- WHAT TO PRODUCE
Nothing but the lines from the one with "Give me the" through the last line of the entries below should appear in the copy, please, and no pictures.

(Entries from a dataset of interfaces)
= Beginning of Section =
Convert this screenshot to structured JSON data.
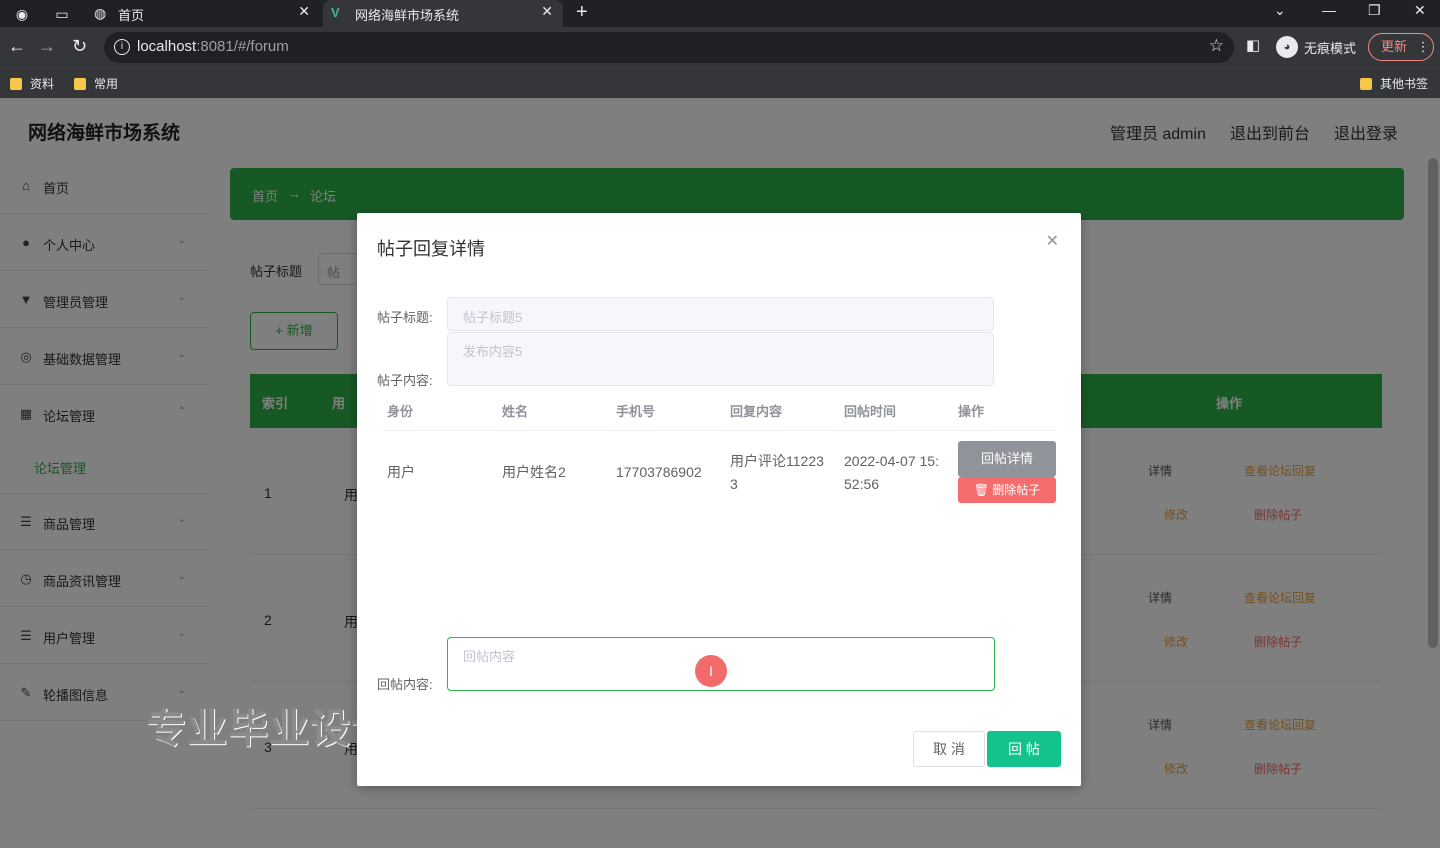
{
  "browser": {
    "tabs": [
      {
        "title": "首页"
      },
      {
        "title": "网络海鲜市场系统"
      }
    ],
    "url_host": "localhost",
    "url_rest": ":8081/#/forum",
    "incognito_label": "无痕模式",
    "update_label": "更新",
    "bookmarks": [
      "资料",
      "常用"
    ],
    "other_bookmarks": "其他书签"
  },
  "header": {
    "title": "网络海鲜市场系统",
    "user": "管理员 admin",
    "back_to_front": "退出到前台",
    "logout": "退出登录"
  },
  "sidebar": {
    "items": [
      {
        "label": "首页",
        "icon": "home-icon"
      },
      {
        "label": "个人中心",
        "icon": "user-icon"
      },
      {
        "label": "管理员管理",
        "icon": "admin-icon"
      },
      {
        "label": "基础数据管理",
        "icon": "data-icon"
      },
      {
        "label": "论坛管理",
        "icon": "forum-icon"
      },
      {
        "label": "商品管理",
        "icon": "list-icon"
      },
      {
        "label": "商品资讯管理",
        "icon": "clock-icon"
      },
      {
        "label": "用户管理",
        "icon": "list-icon"
      },
      {
        "label": "轮播图信息",
        "icon": "image-icon"
      }
    ],
    "sub_item": "论坛管理"
  },
  "breadcrumb": {
    "home": "首页",
    "arrow": "→",
    "current": "论坛"
  },
  "search": {
    "label": "帖子标题",
    "placeholder": "帖"
  },
  "add_button": "+ 新增",
  "table": {
    "headers": {
      "index": "索引",
      "col2": "用",
      "actions": "操作"
    },
    "rows": [
      {
        "index": "1",
        "who": "用"
      },
      {
        "index": "2",
        "who": "用"
      },
      {
        "index": "3",
        "who": "用"
      }
    ],
    "actions": {
      "detail": "详情",
      "reset": "查看论坛回复",
      "edit": "修改",
      "delete": "删除帖子"
    }
  },
  "watermark": "专业毕业设计代做",
  "modal": {
    "title": "帖子回复详情",
    "title_label": "帖子标题:",
    "title_value": "帖子标题5",
    "content_label": "帖子内容:",
    "content_value": "发布内容5",
    "reply_table": {
      "headers": [
        "身份",
        "姓名",
        "手机号",
        "回复内容",
        "回帖时间",
        "操作"
      ],
      "rows": [
        {
          "identity": "用户",
          "name": "用户姓名2",
          "phone": "17703786902",
          "content": "用户评论112233",
          "time": "2022-04-07 15:52:56",
          "detail_btn": "回帖详情",
          "delete_btn": "删除帖子"
        }
      ]
    },
    "reply_label": "回帖内容:",
    "reply_placeholder": "回帖内容",
    "cancel": "取 消",
    "submit": "回 帖"
  }
}
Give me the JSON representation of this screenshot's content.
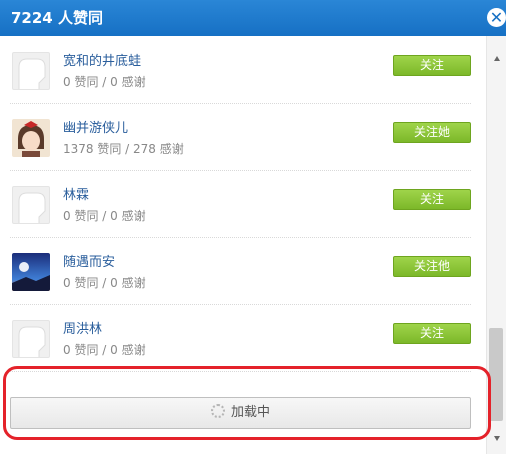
{
  "dialog": {
    "title": "7224 人赞同",
    "close_icon": "close-icon"
  },
  "users": [
    {
      "name": "宽和的井底蛙",
      "stats": "0 赞同 / 0 感谢",
      "follow_label": "关注",
      "avatar": "default"
    },
    {
      "name": "幽并游侠儿",
      "stats": "1378 赞同 / 278 感谢",
      "follow_label": "关注她",
      "avatar": "anime-girl"
    },
    {
      "name": "林霖",
      "stats": "0 赞同 / 0 感谢",
      "follow_label": "关注",
      "avatar": "default"
    },
    {
      "name": "随遇而安",
      "stats": "0 赞同 / 0 感谢",
      "follow_label": "关注他",
      "avatar": "night-sky"
    },
    {
      "name": "周洪林",
      "stats": "0 赞同 / 0 感谢",
      "follow_label": "关注",
      "avatar": "default"
    }
  ],
  "load_more": {
    "label": "加载中",
    "icon": "loading-spinner-icon"
  },
  "colors": {
    "title_bar": "#1670c4",
    "follow_button": "#7cb829",
    "username": "#2a5e9c",
    "annotation": "#e4222a"
  }
}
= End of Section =
- EXPECTED ANSWER
Give me the JSON representation of this screenshot's content.
{
  "dialog": {
    "title": "7224 人赞同",
    "close_icon": "close-icon"
  },
  "users": [
    {
      "name": "宽和的井底蛙",
      "stats": "0 赞同 / 0 感谢",
      "follow_label": "关注",
      "avatar": "default"
    },
    {
      "name": "幽并游侠儿",
      "stats": "1378 赞同 / 278 感谢",
      "follow_label": "关注她",
      "avatar": "anime-girl"
    },
    {
      "name": "林霖",
      "stats": "0 赞同 / 0 感谢",
      "follow_label": "关注",
      "avatar": "default"
    },
    {
      "name": "随遇而安",
      "stats": "0 赞同 / 0 感谢",
      "follow_label": "关注他",
      "avatar": "night-sky"
    },
    {
      "name": "周洪林",
      "stats": "0 赞同 / 0 感谢",
      "follow_label": "关注",
      "avatar": "default"
    }
  ],
  "load_more": {
    "label": "加载中",
    "icon": "loading-spinner-icon"
  },
  "colors": {
    "title_bar": "#1670c4",
    "follow_button": "#7cb829",
    "username": "#2a5e9c",
    "annotation": "#e4222a"
  }
}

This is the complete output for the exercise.